> **Exercise description**
Within the entries below, every line containing "into" is to be copied.

Website and app data records:
★ ★ ★ ★ ★ ★ ★

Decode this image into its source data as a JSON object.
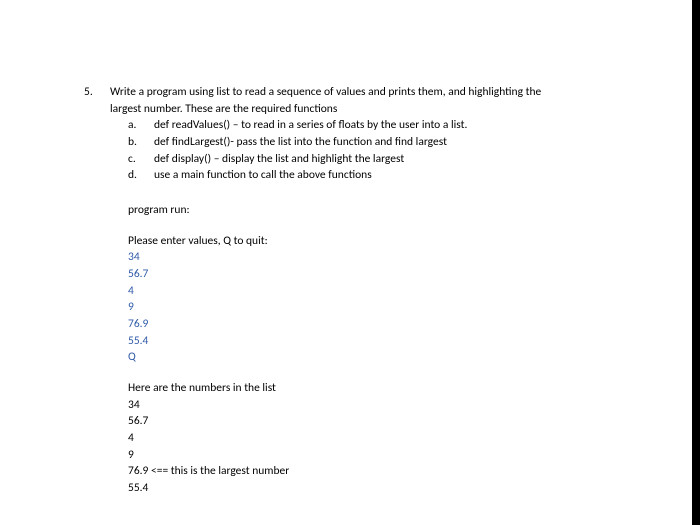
{
  "question": {
    "number": "5.",
    "prompt_line1": "Write a program using list to read a sequence of values and prints them, and highlighting the",
    "prompt_line2": "largest number.  These are the required functions",
    "subs": [
      {
        "letter": "a.",
        "text": "def readValues() – to read in a series of floats by the user into a list."
      },
      {
        "letter": "b.",
        "text": "def findLargest()- pass the list into the function and find largest"
      },
      {
        "letter": "c.",
        "text": "def display() – display the list and highlight the largest"
      },
      {
        "letter": "d.",
        "text": "use a main function to call the above functions"
      }
    ]
  },
  "run": {
    "label": "program run:",
    "prompt": "Please enter values, Q to quit:",
    "inputs": [
      "34",
      "56.7",
      "4",
      "9",
      "76.9",
      "55.4",
      "Q"
    ],
    "result_heading": "Here are the numbers in the list",
    "results": [
      {
        "text": "34"
      },
      {
        "text": "56.7"
      },
      {
        "text": "4"
      },
      {
        "text": "9"
      },
      {
        "text": "76.9 <== this is the largest number"
      },
      {
        "text": "55.4"
      }
    ]
  }
}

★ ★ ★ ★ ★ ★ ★

> **Finished exercise**
Decode this image into its source data as a JSON object.
        "text": "def readValues() – to read in a series of floats by the user into a list."
        "text": "def findLargest()- pass the list into the function and find largest"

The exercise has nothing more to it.